It’s hard to believe it’s been over a year and half since Covid sent shockwaves across the world. Throughout this time, we have spent a significant amount of time talking about the challenges we have faced with patient care and how we can safely transport those affected by Covid home. What we really haven’t spoken much about are all the challenges that we are faced with surrounding the transport itself.
In 2020, when we realised that there was going to be a screeching halt to travel, transportation and tourism around the globe, as a company we knew we were going to need to make some changes. Here at REVA Inc., the bulk of our business revolves around travel and tourism. Some of these changes for us included reducing our staffing numbers across the board – in aviation, medical, and our corporate headquarters, along with office space. This was an extremely difficult decision, but as a company we understood that our flight volume was going to be substantially less than what we are used to, and what we budgeted for, with a subsequent and obvious impact on revenue. The other piece of the puzzle is that we didn’t know for how long everything would be locked down, or for how long Covid would prevent people from travelling.
Fast forward to July 2021, there remain many places where travel restrictions either limit numbers of inbound residents and tourists, or where citizens from other countries are not welcome at all. Even with the increase in travel and tourism and flight volume over the past seven months, our staffing numbers are still lower than they were during normal times.
One very positive thing that came out of this, however, was how efficient we have become, with fewer resources available at any given time. Along with becoming more efficient, we have also worked with many other companies to assist in any way we can, because during these tough times we all had – and still have – the same common goal of delivering the highest level of care to each patient.
Medical staffing levels affected by Covid-19
Although we are all working together as efficiently as possible, in the US, we have seen evidence of severe burnout in medical personnel. This includes physicians, registered nurses, respiratory therapists and paramedics. For us at REVA, we have many per-diem medical staff, so in addition to their responsibilities with us, they have full-time commitments elsewhere. During the height of Covid, a lot of these staff members were mandated to do even more at their full-time jobs than normal, with the addition of working in full PPE for 12- to 24-hour shifts. These shifts have been extremely tough, especially facing an increase in the number of deaths, and a decrease in available critical care beds because of the high-acuity Covid patients that were being treated. This burnout in the hospital and increase in hours resulted in a decrease in staff availability for us. The decrease in staffing availability from the per-diem personnel then placed pressure on the workload for our full-time flight staff, resulting in burnout and agitation because the crews were ‘turning and burning’. It was at this point that we realised we had to reevaluate our rest times and slotting of our staff members. On a weekly basis, we consistently look at the hours flown for all staff members and make sure that we are taking care of our own and are always in constant communication with them.

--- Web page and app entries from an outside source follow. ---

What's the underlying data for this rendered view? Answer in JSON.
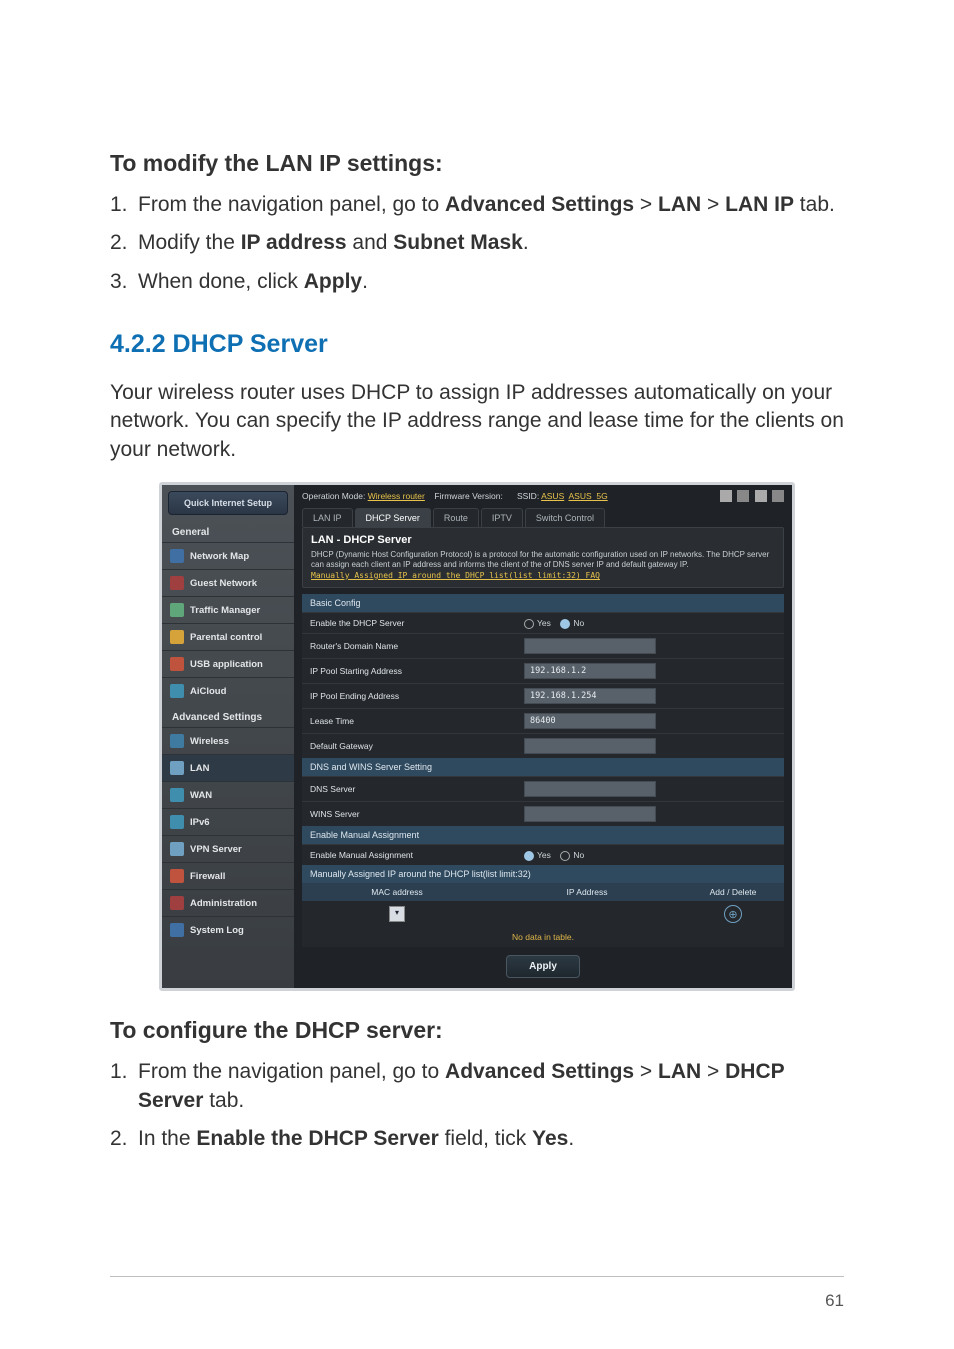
{
  "page_number": "61",
  "section1": {
    "heading": "To modify the LAN IP settings:",
    "steps": [
      {
        "pre": "From the navigation panel, go to ",
        "b1": "Advanced Settings",
        "sep1": " > ",
        "b2": "LAN",
        "sep2": " > ",
        "b3": "LAN IP",
        "post": " tab."
      },
      {
        "pre": "Modify the ",
        "b1": "IP address",
        "sep1": " and ",
        "b2": "Subnet Mask",
        "post": "."
      },
      {
        "pre": "When done, click ",
        "b1": "Apply",
        "post": "."
      }
    ]
  },
  "section2": {
    "title": "4.2.2 DHCP Server",
    "para": "Your wireless router uses DHCP to assign IP addresses automatically on your network. You can specify the IP address range and lease time for the clients on your network."
  },
  "section3": {
    "heading": "To configure the DHCP server:",
    "steps": [
      {
        "pre": "From the navigation panel, go to ",
        "b1": "Advanced Settings",
        "sep1": " > ",
        "b2": "LAN",
        "sep2": " > ",
        "b3": "DHCP Server",
        "post": " tab."
      },
      {
        "pre": "In the ",
        "b1": "Enable the DHCP Server",
        "mid": " field, tick ",
        "b2": "Yes",
        "post": "."
      }
    ]
  },
  "router": {
    "topbar": {
      "opmode_label": "Operation Mode:",
      "opmode_value": "Wireless router",
      "fw_label": "Firmware Version:",
      "ssid_label": "SSID:",
      "ssid1": "ASUS",
      "ssid2": "ASUS_5G"
    },
    "sidebar": {
      "quick": "Quick Internet Setup",
      "general": "General",
      "items_general": [
        "Network Map",
        "Guest Network",
        "Traffic Manager",
        "Parental control",
        "USB application",
        "AiCloud"
      ],
      "advanced": "Advanced Settings",
      "items_advanced": [
        "Wireless",
        "LAN",
        "WAN",
        "IPv6",
        "VPN Server",
        "Firewall",
        "Administration",
        "System Log"
      ]
    },
    "tabs": [
      "LAN IP",
      "DHCP Server",
      "Route",
      "IPTV",
      "Switch Control"
    ],
    "panel": {
      "title": "LAN - DHCP Server",
      "desc1": "DHCP (Dynamic Host Configuration Protocol) is a protocol for the automatic configuration used on IP networks. The DHCP server can assign each client an IP address and informs the client of the of DNS server IP and default gateway IP.",
      "desc_link": "Manually Assigned IP around the DHCP list(list limit:32) FAQ"
    },
    "sections": {
      "basic": "Basic Config",
      "dns": "DNS and WINS Server Setting",
      "manual": "Enable Manual Assignment",
      "manual_list": "Manually Assigned IP around the DHCP list(list limit:32)"
    },
    "fields": {
      "enable_dhcp": {
        "label": "Enable the DHCP Server",
        "yes": "Yes",
        "no": "No"
      },
      "domain": {
        "label": "Router's Domain Name",
        "value": ""
      },
      "pool_start": {
        "label": "IP Pool Starting Address",
        "value": "192.168.1.2"
      },
      "pool_end": {
        "label": "IP Pool Ending Address",
        "value": "192.168.1.254"
      },
      "lease": {
        "label": "Lease Time",
        "value": "86400"
      },
      "gateway": {
        "label": "Default Gateway",
        "value": ""
      },
      "dns_server": {
        "label": "DNS Server",
        "value": ""
      },
      "wins_server": {
        "label": "WINS Server",
        "value": ""
      },
      "enable_manual": {
        "label": "Enable Manual Assignment",
        "yes": "Yes",
        "no": "No"
      }
    },
    "table": {
      "col_mac": "MAC address",
      "col_ip": "IP Address",
      "col_action": "Add / Delete",
      "nodata": "No data in table."
    },
    "apply": "Apply"
  }
}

Having one patient for a 12-hour duty day is much more appealing than running around for a 12-hour shift in a stressful environment inside the hospital
Currently, we are seeing evidence of some very lucrative contracts for medical personnel across the US. Some of these contracts are paying in one week what most medical personnel are seeing in an entire month. It is very hard for us to compete with something like that, but we also understand that these contracts will not go on forever. As we begin to increase our staffing levels commensurate to an increase in flight volume, we are experiencing a bit of a struggle that we wouldn’t normally see because of these high-dollar-sign contracts, and sign-on bonuses at the hospital. One of the best benefits of flying in the air ambulance industry is that it is one patient at a time, versus countless patients in a 12-hour shift in the hospital. Having one patient for a 12-hour duty day is much more appealing than running around for a 12-hour shift in a stressful environment inside the hospital. This recruitment tactic has been very appealing to candidates that we have interviewed in the past couple of months.
Navigating the travel rules and restrictions for medical escorts
Aside from the staffing and budgeting concerns, one of the biggest hurdles for the past year has been all the different rules and regulations for each country and state in which we are transporting patients to or from. It is no longer just a simple ‘wheels up in two hours’ for a mission. Now, we have an entire checklist for each country. Whether it be special permits, visas, new travel documents, or Covid testing, each country is different and is constantly changing. One way we have made a lot of this easier is by having our own Covid testing available in-house 24/7. We can complete RT-PCR testing that gives results in 30 minutes, and rapid antigen testing that gives results in 10 minutes. By having this capability, it has allowed us to be wheels up much faster because we do not have to rely on a third party to complete the testing for us.
The Covid pandemic has really forced everyone in the industry to be much more thorough when launching a flight. Communication and checklists have been the key to successful missions during these times. The pandemic has also really forced everyone to evaluate every dollar spent, and make sure we are working as efficiently as possible company wide. Collectively, as an industry, we have all worked together to help get through these times. One thing I think we as an industry can acknowledge is that if we can make it through this pandemic, we can make it through anything.